maneuver's picture

Hey Jip,

How will that work in a hill just steep enough to stall your motor? Wont the shutdown make the robot roll slightly backwards, then move forward again when the power is switched back on? This would tell your CPU "We're rolling backwards!" While normal rotation sensors would state "we're sorta vibrating here guys!" or "we're staring to look like a horny animal!" depending on the frequency of the on/off-switching..

sorry for the flippant tone, it's way past bed time and I'm stuck on my strollerbot

 

/ vzz-clck-"Maneuver"

jip's picture

That's a good question and the answer is that the motor won't be shut off long enough for it to have some serious effect.
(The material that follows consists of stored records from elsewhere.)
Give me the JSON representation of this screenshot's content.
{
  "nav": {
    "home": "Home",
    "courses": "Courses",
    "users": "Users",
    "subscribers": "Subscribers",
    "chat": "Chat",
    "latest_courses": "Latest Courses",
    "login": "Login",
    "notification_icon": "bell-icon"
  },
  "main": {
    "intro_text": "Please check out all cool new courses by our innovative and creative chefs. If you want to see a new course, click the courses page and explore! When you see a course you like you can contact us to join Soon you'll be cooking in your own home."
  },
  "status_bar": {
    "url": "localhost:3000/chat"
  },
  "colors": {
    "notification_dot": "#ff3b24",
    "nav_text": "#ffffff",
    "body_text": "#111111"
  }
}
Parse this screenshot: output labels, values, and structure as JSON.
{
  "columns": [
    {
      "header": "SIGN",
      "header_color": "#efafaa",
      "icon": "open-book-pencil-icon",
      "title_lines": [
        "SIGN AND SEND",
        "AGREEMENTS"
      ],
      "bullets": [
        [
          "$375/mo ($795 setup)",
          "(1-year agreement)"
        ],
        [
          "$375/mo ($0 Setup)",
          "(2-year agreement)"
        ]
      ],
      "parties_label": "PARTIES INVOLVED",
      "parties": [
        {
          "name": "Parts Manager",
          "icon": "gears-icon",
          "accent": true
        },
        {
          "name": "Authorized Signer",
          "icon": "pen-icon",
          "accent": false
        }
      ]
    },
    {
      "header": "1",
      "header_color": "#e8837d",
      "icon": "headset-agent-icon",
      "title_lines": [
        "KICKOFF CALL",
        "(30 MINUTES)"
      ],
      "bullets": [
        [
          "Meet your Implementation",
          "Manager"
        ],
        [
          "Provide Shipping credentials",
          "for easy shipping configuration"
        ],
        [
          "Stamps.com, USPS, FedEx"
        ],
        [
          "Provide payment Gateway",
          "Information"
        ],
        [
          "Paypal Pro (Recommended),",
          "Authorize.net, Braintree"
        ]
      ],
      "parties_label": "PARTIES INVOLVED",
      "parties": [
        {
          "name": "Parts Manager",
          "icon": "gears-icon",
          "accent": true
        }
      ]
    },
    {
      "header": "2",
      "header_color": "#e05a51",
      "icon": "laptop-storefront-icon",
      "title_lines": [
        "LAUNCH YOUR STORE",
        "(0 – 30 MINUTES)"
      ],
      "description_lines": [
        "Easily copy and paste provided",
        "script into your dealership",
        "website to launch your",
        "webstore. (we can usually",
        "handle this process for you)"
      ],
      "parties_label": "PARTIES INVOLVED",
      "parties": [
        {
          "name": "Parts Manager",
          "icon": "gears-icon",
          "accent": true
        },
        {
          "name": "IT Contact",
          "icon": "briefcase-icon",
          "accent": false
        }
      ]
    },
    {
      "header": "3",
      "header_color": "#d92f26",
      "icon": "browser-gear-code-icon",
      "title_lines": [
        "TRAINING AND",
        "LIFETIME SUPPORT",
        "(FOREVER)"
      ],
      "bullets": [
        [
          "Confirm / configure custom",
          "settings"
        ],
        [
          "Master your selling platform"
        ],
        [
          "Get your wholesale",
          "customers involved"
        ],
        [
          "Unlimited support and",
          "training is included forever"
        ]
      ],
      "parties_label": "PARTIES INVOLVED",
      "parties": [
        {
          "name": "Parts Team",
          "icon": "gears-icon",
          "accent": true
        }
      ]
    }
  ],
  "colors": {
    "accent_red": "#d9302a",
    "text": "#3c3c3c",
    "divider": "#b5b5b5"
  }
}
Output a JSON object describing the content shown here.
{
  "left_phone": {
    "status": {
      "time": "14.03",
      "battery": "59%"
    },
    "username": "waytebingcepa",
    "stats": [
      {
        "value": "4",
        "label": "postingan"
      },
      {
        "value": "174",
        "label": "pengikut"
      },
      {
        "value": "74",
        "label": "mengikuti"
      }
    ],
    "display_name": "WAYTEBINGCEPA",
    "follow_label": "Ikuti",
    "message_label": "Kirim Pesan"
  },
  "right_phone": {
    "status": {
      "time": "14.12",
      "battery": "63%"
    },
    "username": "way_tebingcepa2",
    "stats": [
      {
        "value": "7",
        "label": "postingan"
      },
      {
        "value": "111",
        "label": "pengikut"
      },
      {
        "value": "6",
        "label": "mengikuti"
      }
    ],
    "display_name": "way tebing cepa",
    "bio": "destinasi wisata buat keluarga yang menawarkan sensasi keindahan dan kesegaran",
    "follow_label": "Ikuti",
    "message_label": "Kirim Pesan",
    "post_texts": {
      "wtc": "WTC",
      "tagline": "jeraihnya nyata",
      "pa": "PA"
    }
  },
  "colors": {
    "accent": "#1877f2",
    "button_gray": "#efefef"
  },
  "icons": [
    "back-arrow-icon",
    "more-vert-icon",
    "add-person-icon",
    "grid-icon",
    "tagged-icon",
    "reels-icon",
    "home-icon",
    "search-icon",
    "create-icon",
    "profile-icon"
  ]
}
I mean how long does it take to shut off an h-bridge and measure a voltage? I think standard ADCs can do a measurement in about 5 us.

So I guess if your robot stalls on a ramp it will stay stalled :-)

Sorry for the jip'ish tone but it's early in the morning and I'm at work and haven't got any coffee yet! :-) 

BaseOverApex's picture

 

Here's one example of an encoder.

And another cheap option.

Your simplest one might be a microswitch which gets tapped every revolution of the wheel... Look out for and be aware of the difference between "absolute" and "incremental" (as hinted at by maneuver). All the above are incremental (even the microswitch). (Don't argue, jip. I know it's absolute at the instant the cam operates the switch and the point it gets released.)

All the info you could ever want on rotary encoders.

maneuver's picture

 The encoder can for instance tell you when the motor has rotated excactly 180 degrees. this cannot be achieved by meassuring the current flow. If the motor is stalled by some sort of physical obstacle, it will drain a lot of amps without rotating at all. So your current measurring logic will tell you that the motor has spunn 6000 rotations in the last second while the encoder will correctly tell you that the wheel is stuck..

 

/ vzz-clck-"Maneuver"

jip's picture

Hi maneuver,

You can indeed get information from the motor that tells how fast it's turning, but you should not measure current. Instead you should switch the motor off periodically and measure the voltage it generates (known as back-EMF or counter-EMF - EMF being electromotive force). This gives you an idea of how fast it is spinning.

CaptainTuna's picture
i can only tell you that even if you give two motors the exact same current, they can still have different RPMs. That's because even a slight change in how they're built (one has a different number of coil loops for example) can affect they RPMs. So you can't determine precisely their RPM knowing the current you're giving them.
BaseOverApex's picture
YES! EXACTLY! Now, we need to convince Frits!